DATA EXTRACTS START

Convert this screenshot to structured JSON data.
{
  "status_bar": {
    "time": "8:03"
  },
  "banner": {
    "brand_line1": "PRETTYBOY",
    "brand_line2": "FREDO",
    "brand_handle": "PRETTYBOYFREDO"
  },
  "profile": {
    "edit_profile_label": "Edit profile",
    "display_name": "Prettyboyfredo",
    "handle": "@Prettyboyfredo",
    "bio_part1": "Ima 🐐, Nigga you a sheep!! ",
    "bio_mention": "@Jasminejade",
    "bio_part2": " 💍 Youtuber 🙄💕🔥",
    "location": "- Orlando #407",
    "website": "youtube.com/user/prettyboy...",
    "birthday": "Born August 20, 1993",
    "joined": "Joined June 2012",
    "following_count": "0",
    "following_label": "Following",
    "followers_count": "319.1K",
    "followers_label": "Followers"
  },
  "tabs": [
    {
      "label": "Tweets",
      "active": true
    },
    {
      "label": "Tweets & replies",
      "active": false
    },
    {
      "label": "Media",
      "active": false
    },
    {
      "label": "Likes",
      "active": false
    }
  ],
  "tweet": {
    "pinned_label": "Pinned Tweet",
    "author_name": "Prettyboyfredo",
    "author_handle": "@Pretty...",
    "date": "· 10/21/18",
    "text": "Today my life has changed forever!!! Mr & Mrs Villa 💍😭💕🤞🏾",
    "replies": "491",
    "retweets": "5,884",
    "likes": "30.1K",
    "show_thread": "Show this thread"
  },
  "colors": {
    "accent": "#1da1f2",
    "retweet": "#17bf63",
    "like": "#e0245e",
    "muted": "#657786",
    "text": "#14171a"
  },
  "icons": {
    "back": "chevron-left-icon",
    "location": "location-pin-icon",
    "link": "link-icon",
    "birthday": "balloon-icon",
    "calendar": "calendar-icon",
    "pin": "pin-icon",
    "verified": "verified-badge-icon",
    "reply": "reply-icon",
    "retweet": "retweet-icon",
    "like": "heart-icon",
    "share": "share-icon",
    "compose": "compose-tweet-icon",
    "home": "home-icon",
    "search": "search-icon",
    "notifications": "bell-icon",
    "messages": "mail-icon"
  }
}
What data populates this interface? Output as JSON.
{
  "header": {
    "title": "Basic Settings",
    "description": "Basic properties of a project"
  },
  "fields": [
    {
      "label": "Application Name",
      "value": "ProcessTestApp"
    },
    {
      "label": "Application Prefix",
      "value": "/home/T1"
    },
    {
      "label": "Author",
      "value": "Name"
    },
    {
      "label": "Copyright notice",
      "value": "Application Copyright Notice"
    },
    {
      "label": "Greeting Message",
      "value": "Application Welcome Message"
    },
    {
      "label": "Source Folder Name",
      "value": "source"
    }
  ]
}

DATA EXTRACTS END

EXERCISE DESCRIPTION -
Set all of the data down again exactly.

OUTPUT OF THE TASK -
Convert this screenshot to structured JSON data.
{
  "status_bar": {
    "time": "8:03"
  },
  "banner": {
    "brand_line1": "PRETTYBOY",
    "brand_line2": "FREDO",
    "brand_handle": "PRETTYBOYFREDO"
  },
  "profile": {
    "edit_profile_label": "Edit profile",
    "display_name": "Prettyboyfredo",
    "handle": "@Prettyboyfredo",
    "bio_part1": "Ima 🐐, Nigga you a sheep!! ",
    "bio_mention": "@Jasminejade",
    "bio_part2": " 💍 Youtuber 🙄💕🔥",
    "location": "- Orlando #407",
    "website": "youtube.com/user/prettyboy...",
    "birthday": "Born August 20, 1993",
    "joined": "Joined June 2012",
    "following_count": "0",
    "following_label": "Following",
    "followers_count": "319.1K",
    "followers_label": "Followers"
  },
  "tabs": [
    {
      "label": "Tweets",
      "active": true
    },
    {
      "label": "Tweets & replies",
      "active": false
    },
    {
      "label": "Media",
      "active": false
    },
    {
      "label": "Likes",
      "active": false
    }
  ],
  "tweet": {
    "pinned_label": "Pinned Tweet",
    "author_name": "Prettyboyfredo",
    "author_handle": "@Pretty...",
    "date": "· 10/21/18",
    "text": "Today my life has changed forever!!! Mr & Mrs Villa 💍😭💕🤞🏾",
    "replies": "491",
    "retweets": "5,884",
    "likes": "30.1K",
    "show_thread": "Show this thread"
  },
  "colors": {
    "accent": "#1da1f2",
    "retweet": "#17bf63",
    "like": "#e0245e",
    "muted": "#657786",
    "text": "#14171a"
  },
  "icons": {
    "back": "chevron-left-icon",
    "location": "location-pin-icon",
    "link": "link-icon",
    "birthday": "balloon-icon",
    "calendar": "calendar-icon",
    "pin": "pin-icon",
    "verified": "verified-badge-icon",
    "reply": "reply-icon",
    "retweet": "retweet-icon",
    "like": "heart-icon",
    "share": "share-icon",
    "compose": "compose-tweet-icon",
    "home": "home-icon",
    "search": "search-icon",
    "notifications": "bell-icon",
    "messages": "mail-icon"
  }
}
What data populates this interface? Output as JSON.
{
  "header": {
    "title": "Basic Settings",
    "description": "Basic properties of a project"
  },
  "fields": [
    {
      "label": "Application Name",
      "value": "ProcessTestApp"
    },
    {
      "label": "Application Prefix",
      "value": "/home/T1"
    },
    {
      "label": "Author",
      "value": "Name"
    },
    {
      "label": "Copyright notice",
      "value": "Application Copyright Notice"
    },
    {
      "label": "Greeting Message",
      "value": "Application Welcome Message"
    },
    {
      "label": "Source Folder Name",
      "value": "source"
    }
  ]
}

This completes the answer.